Invest in a Strong Website and SEO Optimization
With a solid brand, product, and marketing strategy in the queue, it’s time to execute. No matter what industry or business your startup is in, having a solid web presence is crucial for establishing yourself as an authoritative business in that space and can be leveraged as a pivotal marketing and sales tool.
Depending on your specific needs, there are dozens of website builders you can use. I champion Webflow as the strongest of the most popular site-building clients for its design-first interface, CMS capabilities, and other essential sales and marketing integrations. Webflow also offers a catalog of tutorial videos and educational resources, allowing almost anyone to start designing. However, if you want to use Webflow’s sweet animations and interactive design, it’s best to reach out to the professionals.

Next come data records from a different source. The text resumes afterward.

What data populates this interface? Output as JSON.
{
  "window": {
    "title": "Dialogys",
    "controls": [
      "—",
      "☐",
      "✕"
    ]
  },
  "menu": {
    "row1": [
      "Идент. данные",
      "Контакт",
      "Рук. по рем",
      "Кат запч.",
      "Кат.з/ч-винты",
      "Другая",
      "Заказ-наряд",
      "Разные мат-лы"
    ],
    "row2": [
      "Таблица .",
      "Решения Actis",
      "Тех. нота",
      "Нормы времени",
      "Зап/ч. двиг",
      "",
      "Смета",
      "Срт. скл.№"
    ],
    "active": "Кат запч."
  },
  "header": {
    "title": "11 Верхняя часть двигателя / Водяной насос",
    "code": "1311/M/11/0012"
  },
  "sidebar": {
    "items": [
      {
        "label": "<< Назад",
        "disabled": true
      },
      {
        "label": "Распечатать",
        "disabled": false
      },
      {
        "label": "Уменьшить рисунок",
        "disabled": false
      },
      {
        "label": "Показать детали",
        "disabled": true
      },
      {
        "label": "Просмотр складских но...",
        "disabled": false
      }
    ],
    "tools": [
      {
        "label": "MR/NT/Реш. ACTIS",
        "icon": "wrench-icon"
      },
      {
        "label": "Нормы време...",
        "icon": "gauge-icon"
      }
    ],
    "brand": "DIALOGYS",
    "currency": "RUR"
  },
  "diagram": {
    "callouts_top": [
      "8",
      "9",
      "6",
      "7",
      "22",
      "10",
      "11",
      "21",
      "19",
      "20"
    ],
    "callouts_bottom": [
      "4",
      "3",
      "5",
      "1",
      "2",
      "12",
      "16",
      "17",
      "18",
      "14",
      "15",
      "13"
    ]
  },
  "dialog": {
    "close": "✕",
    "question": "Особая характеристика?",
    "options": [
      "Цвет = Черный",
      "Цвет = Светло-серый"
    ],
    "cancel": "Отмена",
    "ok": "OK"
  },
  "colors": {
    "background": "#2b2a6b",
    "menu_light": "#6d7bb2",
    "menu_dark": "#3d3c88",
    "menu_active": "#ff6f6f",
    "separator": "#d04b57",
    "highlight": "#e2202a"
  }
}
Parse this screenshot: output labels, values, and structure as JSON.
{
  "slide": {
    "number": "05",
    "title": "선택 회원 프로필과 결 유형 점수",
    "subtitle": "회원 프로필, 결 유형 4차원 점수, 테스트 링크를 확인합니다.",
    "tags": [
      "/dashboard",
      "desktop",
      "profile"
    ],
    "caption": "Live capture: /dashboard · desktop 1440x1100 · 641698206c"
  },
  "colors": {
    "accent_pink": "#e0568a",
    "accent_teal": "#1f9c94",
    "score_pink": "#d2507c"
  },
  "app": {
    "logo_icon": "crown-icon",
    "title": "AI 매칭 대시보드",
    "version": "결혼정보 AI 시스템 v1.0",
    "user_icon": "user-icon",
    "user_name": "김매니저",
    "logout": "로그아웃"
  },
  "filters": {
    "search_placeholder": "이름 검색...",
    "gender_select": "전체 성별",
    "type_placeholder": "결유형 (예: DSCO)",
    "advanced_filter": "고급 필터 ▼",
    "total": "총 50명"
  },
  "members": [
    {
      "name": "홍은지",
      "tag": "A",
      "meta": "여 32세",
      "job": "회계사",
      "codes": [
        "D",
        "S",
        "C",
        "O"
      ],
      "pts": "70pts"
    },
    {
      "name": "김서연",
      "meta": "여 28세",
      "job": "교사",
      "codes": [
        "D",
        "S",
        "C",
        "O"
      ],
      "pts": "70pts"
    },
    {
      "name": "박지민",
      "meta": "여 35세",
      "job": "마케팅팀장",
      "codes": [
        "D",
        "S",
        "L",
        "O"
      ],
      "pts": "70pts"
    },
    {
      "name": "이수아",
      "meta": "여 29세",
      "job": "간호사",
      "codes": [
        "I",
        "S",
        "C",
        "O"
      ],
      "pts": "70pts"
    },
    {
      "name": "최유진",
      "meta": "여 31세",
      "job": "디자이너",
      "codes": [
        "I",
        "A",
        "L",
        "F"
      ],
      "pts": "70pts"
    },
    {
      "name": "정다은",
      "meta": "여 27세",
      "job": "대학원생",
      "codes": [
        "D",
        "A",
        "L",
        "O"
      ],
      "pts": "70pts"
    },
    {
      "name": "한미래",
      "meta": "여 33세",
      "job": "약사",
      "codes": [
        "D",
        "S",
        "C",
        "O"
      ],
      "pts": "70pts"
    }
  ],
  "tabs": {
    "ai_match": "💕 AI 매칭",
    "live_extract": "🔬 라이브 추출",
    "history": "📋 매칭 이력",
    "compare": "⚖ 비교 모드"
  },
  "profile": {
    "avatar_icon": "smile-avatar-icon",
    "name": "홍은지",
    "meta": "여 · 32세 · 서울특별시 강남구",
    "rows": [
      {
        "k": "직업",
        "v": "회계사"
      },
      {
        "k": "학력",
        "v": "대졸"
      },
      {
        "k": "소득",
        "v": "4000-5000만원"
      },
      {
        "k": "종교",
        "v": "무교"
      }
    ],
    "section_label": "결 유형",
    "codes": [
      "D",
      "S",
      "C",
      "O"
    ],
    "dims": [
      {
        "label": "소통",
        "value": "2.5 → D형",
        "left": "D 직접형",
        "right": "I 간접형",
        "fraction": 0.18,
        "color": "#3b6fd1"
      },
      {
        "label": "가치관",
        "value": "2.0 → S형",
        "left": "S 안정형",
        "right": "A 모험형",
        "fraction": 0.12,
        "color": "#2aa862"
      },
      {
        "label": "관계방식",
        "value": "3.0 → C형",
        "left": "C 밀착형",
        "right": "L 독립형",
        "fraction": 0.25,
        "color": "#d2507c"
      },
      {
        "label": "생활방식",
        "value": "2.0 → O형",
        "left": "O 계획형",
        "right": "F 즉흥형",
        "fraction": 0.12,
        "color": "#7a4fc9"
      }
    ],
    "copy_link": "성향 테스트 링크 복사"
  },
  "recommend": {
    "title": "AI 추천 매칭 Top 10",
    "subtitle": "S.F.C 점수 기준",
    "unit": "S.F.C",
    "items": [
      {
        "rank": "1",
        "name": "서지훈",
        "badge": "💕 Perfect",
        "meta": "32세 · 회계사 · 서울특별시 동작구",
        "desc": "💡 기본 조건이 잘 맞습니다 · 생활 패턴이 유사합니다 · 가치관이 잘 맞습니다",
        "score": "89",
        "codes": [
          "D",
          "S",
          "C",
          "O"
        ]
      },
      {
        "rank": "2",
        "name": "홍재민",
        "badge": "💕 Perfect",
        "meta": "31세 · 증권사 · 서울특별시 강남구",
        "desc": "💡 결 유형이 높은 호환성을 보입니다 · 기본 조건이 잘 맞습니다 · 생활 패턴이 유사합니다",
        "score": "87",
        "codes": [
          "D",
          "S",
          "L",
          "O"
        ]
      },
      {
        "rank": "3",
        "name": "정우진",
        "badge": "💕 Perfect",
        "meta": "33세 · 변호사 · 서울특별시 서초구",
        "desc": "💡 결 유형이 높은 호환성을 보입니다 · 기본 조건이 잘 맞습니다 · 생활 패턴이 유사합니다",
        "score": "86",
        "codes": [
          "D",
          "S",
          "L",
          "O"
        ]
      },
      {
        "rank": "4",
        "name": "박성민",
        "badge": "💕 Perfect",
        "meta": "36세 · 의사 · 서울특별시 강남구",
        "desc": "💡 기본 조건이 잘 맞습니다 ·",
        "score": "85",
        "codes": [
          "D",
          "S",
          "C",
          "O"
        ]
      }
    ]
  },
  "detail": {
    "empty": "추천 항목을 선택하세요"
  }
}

It doesn’t matter how great your site is if people can’t find it. Most likely, if you’re in the pre-seed stage, spending money on paid search and social might not be an option until you get your hands on some initial funding. In the meantime, working some in some back in SEO optimization in addition to SEO content strategies may serve as a more sustainable means of improving your brand’s visibility.
This more traditional stage of bringing your product to market is where I see most startups slip up. Jameson Pitts, Growth Marketer here at Unknown and Managing Director at Sangfroid!, has a lot to say about navigating this critical stage as a startup.
Nurture Your Existing Relationships and Focus on Building Your Network
It goes without saying, word-of-mouth is the best marketing there is. I’ve seen the most profitable deals come through friends, partners, and introductions from current and previous clients. This is especially true for smaller businesses and pre-seed startups working to build their reputation. Devising a referral program can be a great way to grow your customer and client base organically.
I’ve seen numerous colleagues make their way to a pivotal deal or even an acquisition through relationships they’ve made and maintained over the years. With achieving an exit or investment being the goal of any pre-seed startup, this may be the most critical piece of advice I have to offer.